Barry Zito, San Francisco's fifth starter who missed the postseason due to his second half struggles in 2010 and was continuing to falter early this season (0-1, 6.23 ERA), sprained his foot trying to field a bunt against the Arizona Diamondbacks on April 16.
The Giants suddenly had to replace a fifth starter. They turned to 33-year-old Ryan Vogelsong.
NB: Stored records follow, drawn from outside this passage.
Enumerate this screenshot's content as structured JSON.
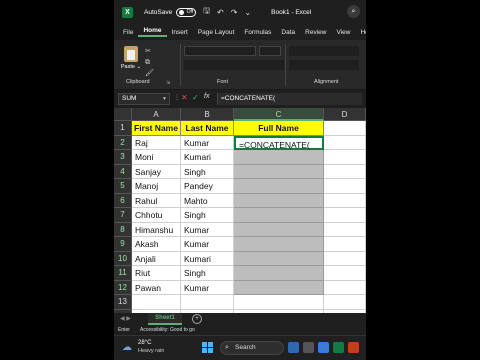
{
  "titlebar": {
    "app_icon": "X",
    "autosave_label": "AutoSave",
    "autosave_state": "Off",
    "book_title": "Book1 - Excel"
  },
  "tabs": [
    "File",
    "Home",
    "Insert",
    "Page Layout",
    "Formulas",
    "Data",
    "Review",
    "View",
    "He"
  ],
  "active_tab": "Home",
  "ribbon": {
    "paste_label": "Paste",
    "clipboard_label": "Clipboard",
    "font_label": "Font",
    "alignment_label": "Alignment"
  },
  "formula_bar": {
    "namebox": "SUM",
    "fx": "fx",
    "content": "=CONCATENATE("
  },
  "columns": [
    "A",
    "B",
    "C",
    "D"
  ],
  "rows": [
    "1",
    "2",
    "3",
    "4",
    "5",
    "6",
    "7",
    "8",
    "9",
    "10",
    "11",
    "12",
    "13",
    "14"
  ],
  "table": {
    "headers": [
      "First Name",
      "Last Name",
      "Full Name"
    ],
    "data": [
      [
        "Raj",
        "Kumar"
      ],
      [
        "Moni",
        "Kumari"
      ],
      [
        "Sanjay",
        "Singh"
      ],
      [
        "Manoj",
        "Pandey"
      ],
      [
        "Rahul",
        "Mahto"
      ],
      [
        "Chhotu",
        "Singh"
      ],
      [
        "Himanshu",
        "Kumar"
      ],
      [
        "Akash",
        "Kumar"
      ],
      [
        "Anjali",
        "Kumari"
      ],
      [
        "Riut",
        "Singh"
      ],
      [
        "Pawan",
        "Kumar"
      ]
    ],
    "active_cell_text": "=CONCATENATE(",
    "tooltip": {
      "fn": "CONCATENATE(",
      "arg1": "text1",
      "rest": ", [text2], ...)"
    }
  },
  "sheet": {
    "tab_label": "Sheet1",
    "add": "+"
  },
  "status": {
    "mode": "Enter",
    "accessibility": "Accessibility: Good to go"
  },
  "taskbar": {
    "temp": "28°C",
    "weather": "Heavy rain",
    "search": "Search"
  },
  "colors": {
    "excel_green": "#107c41",
    "header_fill": "#ffff00",
    "shaded_fill": "#bdbdbd"
  }
}
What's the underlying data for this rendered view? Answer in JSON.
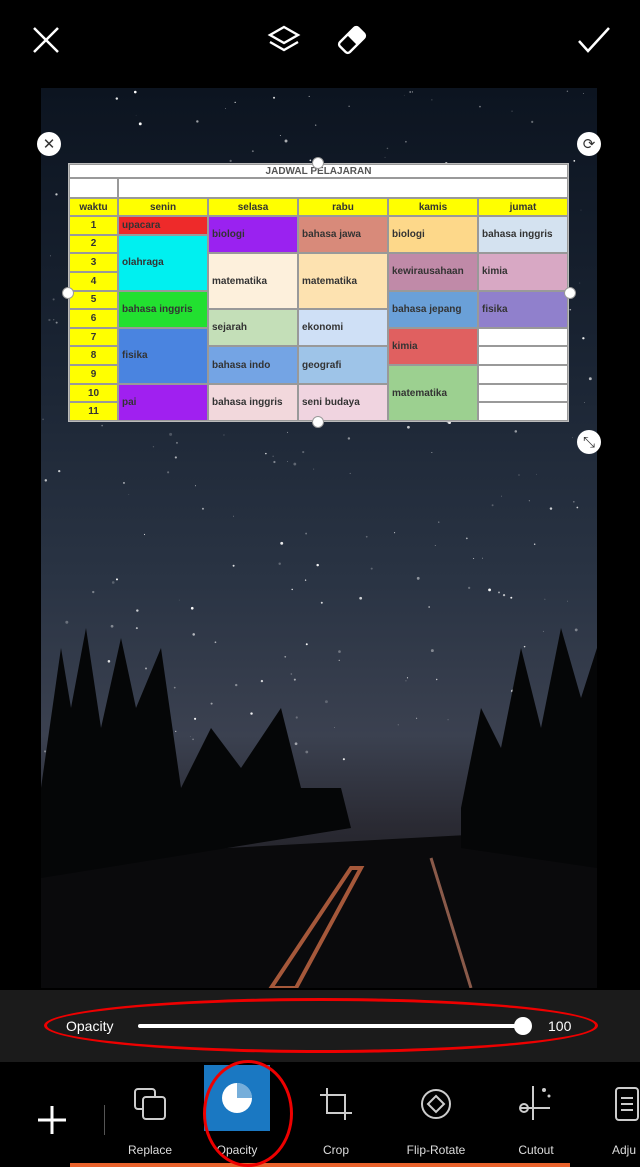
{
  "topbar": {
    "close": "close-icon",
    "layers": "layers-icon",
    "eraser": "eraser-icon",
    "apply": "check-icon"
  },
  "schedule": {
    "title": "JADWAL PELAJARAN",
    "headers": [
      "waktu",
      "senin",
      "selasa",
      "rabu",
      "kamis",
      "jumat"
    ],
    "periods": [
      "1",
      "2",
      "3",
      "4",
      "5",
      "6",
      "7",
      "8",
      "9",
      "10",
      "11"
    ],
    "columns": [
      [
        {
          "subject": "upacara",
          "from": 1,
          "to": 1,
          "color": "#ee2a2a"
        },
        {
          "subject": "olahraga",
          "from": 2,
          "to": 4,
          "color": "#00f0f0"
        },
        {
          "subject": "bahasa inggris",
          "from": 5,
          "to": 6,
          "color": "#22e030"
        },
        {
          "subject": "fisika",
          "from": 7,
          "to": 9,
          "color": "#4a84e0"
        },
        {
          "subject": "pai",
          "from": 10,
          "to": 11,
          "color": "#a020f0"
        }
      ],
      [
        {
          "subject": "biologi",
          "from": 1,
          "to": 2,
          "color": "#9a22f0"
        },
        {
          "subject": "matematika",
          "from": 3,
          "to": 5,
          "color": "#fdf0dc"
        },
        {
          "subject": "sejarah",
          "from": 6,
          "to": 7,
          "color": "#c4dfb8"
        },
        {
          "subject": "bahasa indo",
          "from": 8,
          "to": 9,
          "color": "#74a4e4"
        },
        {
          "subject": "bahasa inggris",
          "from": 10,
          "to": 11,
          "color": "#f2d8dc"
        }
      ],
      [
        {
          "subject": "bahasa jawa",
          "from": 1,
          "to": 2,
          "color": "#d88a7a"
        },
        {
          "subject": "matematika",
          "from": 3,
          "to": 5,
          "color": "#fde2b0"
        },
        {
          "subject": "ekonomi",
          "from": 6,
          "to": 7,
          "color": "#cfe0f6"
        },
        {
          "subject": "geografi",
          "from": 8,
          "to": 9,
          "color": "#9ec4e8"
        },
        {
          "subject": "seni budaya",
          "from": 10,
          "to": 11,
          "color": "#f0d4e0"
        }
      ],
      [
        {
          "subject": "biologi",
          "from": 1,
          "to": 2,
          "color": "#fdd88a"
        },
        {
          "subject": "kewirausahaan",
          "from": 3,
          "to": 4,
          "color": "#c08aa8"
        },
        {
          "subject": "bahasa jepang",
          "from": 5,
          "to": 6,
          "color": "#6aa0d8"
        },
        {
          "subject": "kimia",
          "from": 7,
          "to": 8,
          "color": "#e06060"
        },
        {
          "subject": "matematika",
          "from": 9,
          "to": 11,
          "color": "#9cd090"
        }
      ],
      [
        {
          "subject": "bahasa inggris",
          "from": 1,
          "to": 2,
          "color": "#d4e2f0"
        },
        {
          "subject": "kimia",
          "from": 3,
          "to": 4,
          "color": "#d8a8c4"
        },
        {
          "subject": "fisika",
          "from": 5,
          "to": 6,
          "color": "#9080cc"
        },
        {
          "subject": "",
          "from": 7,
          "to": 7,
          "color": "#ffffff"
        },
        {
          "subject": "",
          "from": 8,
          "to": 8,
          "color": "#ffffff"
        },
        {
          "subject": "",
          "from": 9,
          "to": 9,
          "color": "#ffffff"
        },
        {
          "subject": "",
          "from": 10,
          "to": 10,
          "color": "#ffffff"
        },
        {
          "subject": "",
          "from": 11,
          "to": 11,
          "color": "#ffffff"
        }
      ]
    ]
  },
  "opacity": {
    "label": "Opacity",
    "value": "100",
    "percent": 100
  },
  "toolbar": {
    "add": "plus-icon",
    "items": [
      {
        "label": "Replace",
        "icon": "replace-icon"
      },
      {
        "label": "Opacity",
        "icon": "opacity-icon",
        "active": true
      },
      {
        "label": "Crop",
        "icon": "crop-icon"
      },
      {
        "label": "Flip-Rotate",
        "icon": "flip-rotate-icon"
      },
      {
        "label": "Cutout",
        "icon": "cutout-icon"
      },
      {
        "label": "Adju",
        "icon": "adjust-icon"
      }
    ]
  },
  "colors": {
    "accent": "#1a78c2",
    "highlight": "#e00000",
    "underline": "#e8622c"
  }
}
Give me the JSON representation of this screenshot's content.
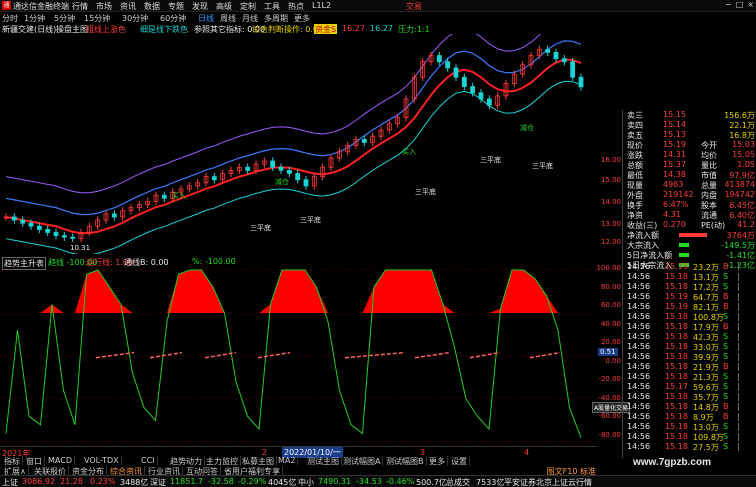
{
  "app": {
    "title": "通达信金融终端",
    "top_right": "交易"
  },
  "menu": [
    "行情",
    "市场",
    "资讯",
    "数据",
    "专题",
    "发现",
    "高级",
    "定制",
    "工具",
    "热点",
    "L1L2"
  ],
  "periods": [
    "分时",
    "1分钟",
    "5分钟",
    "15分钟",
    "30分钟",
    "60分钟",
    "日线",
    "周线",
    "月线",
    "多周期",
    "更多"
  ],
  "active_period": "日线",
  "infobar": {
    "stock": "新疆交建(日线)",
    "formula": "操盘主图",
    "item1": "粗线上涨色",
    "item2": "细是线下跌色",
    "item3": "参照其它指标: 0.00",
    "item4": "综合判断操作: 0.00",
    "item5": "资金S",
    "val1": "16.27",
    "val2": "16.27",
    "val3": "压力:1:18"
  },
  "chart_labels": {
    "bottoms": [
      "三平底",
      "三平底",
      "三平底",
      "三平底",
      "三平底"
    ],
    "signals": [
      "买入",
      "减仓",
      "买入",
      "减仓"
    ],
    "low": "10.31"
  },
  "main_axis": [
    "16.00",
    "15.00",
    "14.00",
    "13.00",
    "12.00"
  ],
  "sub_axis": [
    "100.00",
    "80.00",
    "60.00",
    "40.00",
    "20.00",
    "0.00",
    "-20.00",
    "-40.00",
    "-60.00",
    "-80.00"
  ],
  "sub_indicator": {
    "name": "趋势主升表",
    "a": "趋线 -100.00",
    "b": "运行线: 1.00",
    "c": "通线B: 0.00",
    "d": "%: -100.00",
    "marker_right": "0.51",
    "tooltip": "A股量化交易"
  },
  "quote": [
    {
      "label": "卖三",
      "price": "15.15",
      "vol": "156.6万"
    },
    {
      "label": "卖四",
      "price": "15.14",
      "vol": "22.1万"
    },
    {
      "label": "卖五",
      "price": "15.13",
      "vol": "16.8万"
    },
    {
      "label": "现价",
      "price": "15.19",
      "l2": "今开",
      "v2": "15.03"
    },
    {
      "label": "涨跌",
      "price": "14.31",
      "l2": "均价",
      "v2": "15.05"
    },
    {
      "label": "总额",
      "price": "15.37",
      "l2": "量比",
      "v2": "1.05"
    },
    {
      "label": "最低",
      "price": "14.38",
      "l2": "市值",
      "v2": "97.9亿"
    },
    {
      "label": "现量",
      "price": "4983",
      "l2": "总量",
      "v2": "413874"
    },
    {
      "label": "外盘",
      "price": "219142",
      "l2": "内盘",
      "v2": "194742"
    },
    {
      "label": "换手",
      "price": "6.47%",
      "l2": "股本",
      "v2": "6.45亿"
    },
    {
      "label": "净资",
      "price": "4.31",
      "l2": "流通",
      "v2": "6.40亿"
    },
    {
      "label": "收益(三)",
      "price": "0.270",
      "l2": "PE(动)",
      "v2": "41.2"
    }
  ],
  "flows": [
    {
      "label": "净流入额",
      "value": "3764万",
      "cls": "red"
    },
    {
      "label": "大宗流入",
      "value": "-149.5万",
      "cls": "green"
    },
    {
      "label": "5日净流入额",
      "value": "-1.41亿",
      "cls": "green"
    },
    {
      "label": "5日大宗流入",
      "value": "-1.23亿",
      "cls": "green"
    }
  ],
  "ticks": [
    {
      "t": "14:56",
      "p": "15.19",
      "v": "23.2万",
      "s": "B"
    },
    {
      "t": "14:56",
      "p": "15.18",
      "v": "13.1万",
      "s": "S"
    },
    {
      "t": "14:56",
      "p": "15.18",
      "v": "17.2万",
      "s": "S"
    },
    {
      "t": "14:56",
      "p": "15.19",
      "v": "64.7万",
      "s": "B"
    },
    {
      "t": "14:56",
      "p": "15.19",
      "v": "82.1万",
      "s": "B"
    },
    {
      "t": "14:56",
      "p": "15.18",
      "v": "100.8万",
      "s": "S"
    },
    {
      "t": "14:56",
      "p": "15.18",
      "v": "17.9万",
      "s": "B"
    },
    {
      "t": "14:56",
      "p": "15.18",
      "v": "42.3万",
      "s": "S"
    },
    {
      "t": "14:56",
      "p": "15.18",
      "v": "33.0万",
      "s": "S"
    },
    {
      "t": "14:56",
      "p": "15.18",
      "v": "39.9万",
      "s": "S"
    },
    {
      "t": "14:56",
      "p": "15.18",
      "v": "21.9万",
      "s": "B"
    },
    {
      "t": "14:56",
      "p": "15.18",
      "v": "21.3万",
      "s": "S"
    },
    {
      "t": "14:56",
      "p": "15.17",
      "v": "59.6万",
      "s": "S"
    },
    {
      "t": "14:56",
      "p": "15.18",
      "v": "35.7万",
      "s": "S"
    },
    {
      "t": "14:56",
      "p": "15.18",
      "v": "14.8万",
      "s": "B"
    },
    {
      "t": "14:56",
      "p": "15.18",
      "v": "8.9万",
      "s": "B"
    },
    {
      "t": "14:56",
      "p": "15.18",
      "v": "13.0万",
      "s": "S"
    },
    {
      "t": "14:56",
      "p": "15.18",
      "v": "109.8万",
      "s": "S"
    },
    {
      "t": "14:56",
      "p": "15.18",
      "v": "27.5万",
      "s": "S"
    }
  ],
  "timeaxis": {
    "year": "2021年",
    "cursor": "2022/01/10/一",
    "m2": "2",
    "m3": "3",
    "m4": "4"
  },
  "tabs": [
    "指标",
    "窗口",
    "MACD",
    "VOL-TDX",
    "CCI",
    "趋势动力",
    "主力监控",
    "私募主图",
    "MA2",
    "测试主图",
    "测试幅图A",
    "测试幅图B",
    "更多",
    "设置"
  ],
  "tabs2": [
    "扩展∧",
    "关联报价",
    "资金分布",
    "综合资讯",
    "行业资讯",
    "互动问答",
    "省用户福利专享"
  ],
  "tabs2_right": "图文F10 标准",
  "status": [
    {
      "label": "上证",
      "v": "3086.92",
      "c": "21.28",
      "p": "0.23%",
      "a": "3488亿"
    },
    {
      "label": "深证",
      "v": "11851.7",
      "c": "-32.58",
      "p": "-0.29%",
      "a": "4045亿"
    },
    {
      "label": "中小",
      "v": "7490.31",
      "c": "-34.53",
      "p": "-0.46%",
      "a": "500.7亿"
    }
  ],
  "status_extra": "总成交",
  "status_amt": "7533亿",
  "status_right": "平安证券北京上证云行情",
  "watermark": "www.7gpzb.com",
  "chart_data": {
    "type": "line",
    "title": "新疆交建(日线)",
    "ylim": [
      10,
      16.7
    ],
    "candles_close": [
      11.0,
      10.9,
      10.8,
      10.7,
      10.6,
      10.5,
      10.4,
      10.35,
      10.31,
      10.5,
      10.7,
      10.9,
      11.1,
      11.0,
      11.2,
      11.3,
      11.4,
      11.5,
      11.7,
      11.6,
      11.8,
      11.9,
      12.0,
      12.1,
      12.3,
      12.2,
      12.4,
      12.5,
      12.6,
      12.5,
      12.7,
      12.8,
      12.6,
      12.5,
      12.4,
      12.2,
      12.0,
      12.3,
      12.6,
      12.9,
      13.1,
      13.3,
      13.5,
      13.4,
      13.6,
      13.8,
      14.0,
      14.2,
      14.8,
      15.5,
      16.0,
      16.2,
      16.0,
      15.8,
      15.5,
      15.2,
      15.0,
      14.8,
      14.6,
      14.9,
      15.3,
      15.6,
      15.9,
      16.2,
      16.4,
      16.3,
      16.1,
      16.0,
      15.5,
      15.19
    ],
    "sub_series": [
      -90,
      30,
      -70,
      -80,
      60,
      -40,
      -80,
      95,
      100,
      80,
      60,
      -20,
      -60,
      -75,
      40,
      95,
      100,
      100,
      80,
      50,
      -30,
      -70,
      -85,
      60,
      100,
      100,
      100,
      80,
      40,
      -40,
      -80,
      -90,
      80,
      100,
      100,
      100,
      100,
      100,
      60,
      10,
      -50,
      -70,
      -85,
      55,
      100,
      100,
      90,
      70,
      30,
      -60,
      -95
    ]
  }
}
Vogelsong, who ironically had been drafted by San Francisco in 1998 and traded to Pittsburgh in 2001, returned to his original big league organization after signing a minor league contract last offseason.
Vogelsong, who was released by the Pirates in 2006 and had to go to Japan to keep his professional baseball career alive, was impressive during spring training and made some successful relief appearances for the Giants in early April.
Vogelsong's performance has turned Zito's injury into the most impactful of the season, as the journeyman right-hander has gone 5-1 with an unbelievable 1.86 ERA in 11 starts so far for San Francisco.
Vogelsong's success has prompted a discussion over whether he should be chosen as an All-Star by his skipper and manager of this year's National League All-Star team, Bruce Bochy.
Vogelsong's story is one of the best in Major League Baseball this season, and it was only possible because of an injury to Zito, who has returned from the disabled list and is scheduled to start in the late game of a doubleheader with the Cubs Tuesday at Wrigley Field.
Jonathan Sanchez is the latest Giant to head to the disabled list. The impact his injury will have on the defending world champions is unknown. Sanchez was placed on the DL with a biceps tendinitis after his start against the Indians on Friday night.
Despite an uncanny number of key injuries so far, San Francisco is 44-34 and sits atop the National League West.
Manager Bruce Bochy and his club have found ways to win. The fact that the Giants have survived the impact of this succession of injuries is a sign that San Francisco is a team to be reckoned with in 2011.
The road to a World Series title must pass through the City by the Bay.